By Wickes, Abigail Moffat
Information Outlook , Vol. 17, No. 1
In May 2012 I received my master's degree in library science, and like most of my classmates I was a bit unnerved by the uncertain prospects for employment. During my somewhat frantic job search, I came across a posting from a large legal research company that needed someone to conduct a data analysis and develop a description and taxonomy of a collection of nearly 2,000 software applications. Although the word librarian appeared nowhere in the job description or requirements, the hiring manager had recognized that the position required skill sets that overlap with those of MLS and MIS graduates, so he had sent the posting to my school's job listserv.

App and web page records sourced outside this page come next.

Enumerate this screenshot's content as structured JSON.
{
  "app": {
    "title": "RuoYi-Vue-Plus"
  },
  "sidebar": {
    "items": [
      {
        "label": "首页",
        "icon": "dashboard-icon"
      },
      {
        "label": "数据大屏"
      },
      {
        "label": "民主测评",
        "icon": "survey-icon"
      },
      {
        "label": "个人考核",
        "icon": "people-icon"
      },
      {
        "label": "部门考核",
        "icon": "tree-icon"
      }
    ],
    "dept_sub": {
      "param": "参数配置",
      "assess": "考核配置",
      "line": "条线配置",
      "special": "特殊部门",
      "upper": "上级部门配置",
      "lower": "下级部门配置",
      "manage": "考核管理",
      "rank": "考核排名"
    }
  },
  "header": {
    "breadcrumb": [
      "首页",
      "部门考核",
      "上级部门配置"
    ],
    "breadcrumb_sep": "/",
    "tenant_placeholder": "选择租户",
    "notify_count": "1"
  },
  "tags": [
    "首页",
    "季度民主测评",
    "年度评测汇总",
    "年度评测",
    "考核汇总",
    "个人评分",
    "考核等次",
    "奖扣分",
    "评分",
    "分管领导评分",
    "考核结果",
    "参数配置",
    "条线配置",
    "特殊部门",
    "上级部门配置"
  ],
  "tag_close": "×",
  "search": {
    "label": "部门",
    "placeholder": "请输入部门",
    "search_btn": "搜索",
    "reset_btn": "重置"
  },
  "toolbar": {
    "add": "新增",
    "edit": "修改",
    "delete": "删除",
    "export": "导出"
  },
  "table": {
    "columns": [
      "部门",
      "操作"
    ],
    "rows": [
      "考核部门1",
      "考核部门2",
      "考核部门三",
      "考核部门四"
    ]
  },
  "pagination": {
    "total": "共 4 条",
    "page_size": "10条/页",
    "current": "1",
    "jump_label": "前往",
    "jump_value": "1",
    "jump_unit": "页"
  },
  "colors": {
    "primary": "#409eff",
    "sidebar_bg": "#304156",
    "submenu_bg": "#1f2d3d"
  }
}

When the task of creating order out of these software applications became my responsibility, I was excited to apply my skills to a collection that had never been touched by librarians (I'm the first librarian in my office). To provide some context for the project, these software applications had been developed and individually customized for about 1,200 clients to use when conducting legal research. The applications had been created over a period of approximately 10 years by a rotating team of programming interns, and not everyone (or, in some cases, anyone) on the current team had been present when a given application was created or last modified.
This rotating team was also responsible for the limited amount of metadata associated with the applications. Although the metadata generally were helpful in terms of determining which information was valuable to the team, they had been created over a long period of time by many individuals (none of whom had been trained in information management) and thus were not always standardized or up to date. They also had been created from the perspective of "back-end users"--Web designers, developers, and programmers. As a result, a certain level of technical expertise and familiarity was required for comprehension.
Another complexity inherent in the project is that software applications are created, deleted and modified on a daily basis. The collection as a whole is mutable, so the data associated with it have to be specific enough to answer detailed questions but coarse-grained enough to stay accurate without needing constant maintenance.
Using Cataloging Theory
In assessing the scope of the project, I soon identified two pressing needs: (1) a need for more detailed information about the applications for both front- and back-end users, and (2) a need to recognize prevalent similarities and develop a taxonomy based on these identified groupings. Once these two priorities were established, it became clear that I could approach the project using skills I had learned while completing my library degree. I had taken as many cataloging classes as possible during library school, and through this coursework I had become familiar with a recurring theme: although the specific practices of cataloging are often changing, the theory behind them will hold up even as the items, methods, and tools with which we catalog evolve. For example, Dublin Core is a metadata scheme that draws from the theory and process of bibliographic cataloging but offers a distilled version of description that can be applied more swiftly to a variety of entities (Understanding Metadata 2004).
With this thought in mind, I decided to approach the challenge of cataloging the software applications by thinking of them in terms of cataloging theory, specifically Functional Requirements for Bibliographic Records (FRBR). When I learned about FRBR during my first semester of library school, it was one of many acronyms I dutifully copied into my notebook without completely comprehending its meaning or significance. As I completed more coursework, FRBR's usefulness and adaptability became much clearer to me.
FRBR is a conceptual model that is helpful to consider when thinking about organizing and describing items in a way that is consistent and will enable users to find what they need. …